Where the string "username" appears in a line of the material below, copy that line.
_ _ _ _ _ _ _
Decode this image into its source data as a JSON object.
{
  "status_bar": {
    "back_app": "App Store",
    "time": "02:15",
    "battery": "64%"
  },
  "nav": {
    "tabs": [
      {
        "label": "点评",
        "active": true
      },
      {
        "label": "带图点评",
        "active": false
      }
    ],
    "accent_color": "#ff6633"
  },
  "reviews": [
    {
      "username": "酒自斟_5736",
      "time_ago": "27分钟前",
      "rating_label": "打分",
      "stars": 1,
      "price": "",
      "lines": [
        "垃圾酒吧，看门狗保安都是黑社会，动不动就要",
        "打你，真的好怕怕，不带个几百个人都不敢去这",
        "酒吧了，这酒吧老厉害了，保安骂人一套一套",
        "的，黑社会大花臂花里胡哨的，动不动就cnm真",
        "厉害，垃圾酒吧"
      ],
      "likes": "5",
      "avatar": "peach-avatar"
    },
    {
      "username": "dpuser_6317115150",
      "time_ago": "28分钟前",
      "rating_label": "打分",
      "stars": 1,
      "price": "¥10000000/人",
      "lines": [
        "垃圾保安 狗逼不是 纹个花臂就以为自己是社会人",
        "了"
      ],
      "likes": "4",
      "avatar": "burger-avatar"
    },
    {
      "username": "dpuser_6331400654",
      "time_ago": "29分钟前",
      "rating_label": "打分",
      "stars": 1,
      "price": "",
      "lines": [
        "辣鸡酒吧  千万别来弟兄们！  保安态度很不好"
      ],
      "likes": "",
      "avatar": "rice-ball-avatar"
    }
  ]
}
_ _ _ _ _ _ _
● **Task solution**
      "username": "酒自斟_5736",
      "username": "dpuser_6317115150",
      "username": "dpuser_6331400654",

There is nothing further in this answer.